Element data from apps and pages
%%

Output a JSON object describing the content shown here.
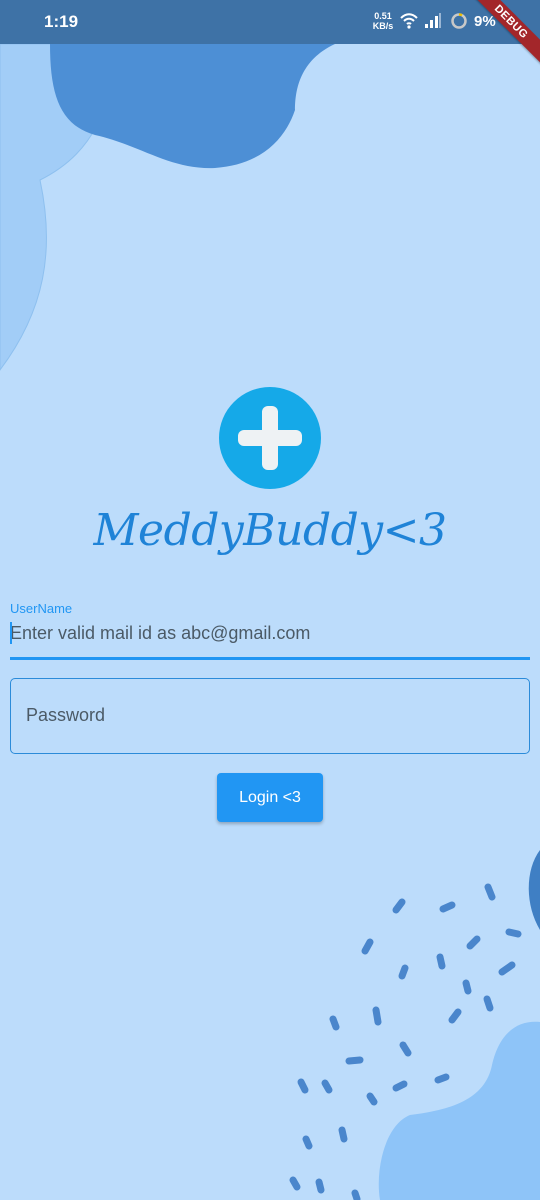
{
  "status_bar": {
    "time": "1:19",
    "speed_value": "0.51",
    "speed_unit": "KB/s",
    "battery": "9%"
  },
  "debug_banner": "DEBUG",
  "app": {
    "title": "MeddyBuddy<3"
  },
  "form": {
    "username_label": "UserName",
    "username_placeholder": "Enter valid mail id as abc@gmail.com",
    "password_placeholder": "Password",
    "login_label": "Login <3"
  },
  "colors": {
    "background": "#bcdcfb",
    "accent": "#2196f3",
    "logo_circle": "#15a9e8",
    "blob_dark": "#4d8fd5",
    "blob_light": "#8ec4f8"
  },
  "icons": [
    "wifi-icon",
    "signal-icon",
    "battery-icon",
    "plus-icon"
  ]
}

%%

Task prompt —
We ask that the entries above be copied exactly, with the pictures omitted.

Exercise result —
Output a JSON object describing the content shown here.
{
  "status_bar": {
    "time": "1:19",
    "speed_value": "0.51",
    "speed_unit": "KB/s",
    "battery": "9%"
  },
  "debug_banner": "DEBUG",
  "app": {
    "title": "MeddyBuddy<3"
  },
  "form": {
    "username_label": "UserName",
    "username_placeholder": "Enter valid mail id as abc@gmail.com",
    "password_placeholder": "Password",
    "login_label": "Login <3"
  },
  "colors": {
    "background": "#bcdcfb",
    "accent": "#2196f3",
    "logo_circle": "#15a9e8",
    "blob_dark": "#4d8fd5",
    "blob_light": "#8ec4f8"
  },
  "icons": [
    "wifi-icon",
    "signal-icon",
    "battery-icon",
    "plus-icon"
  ]
}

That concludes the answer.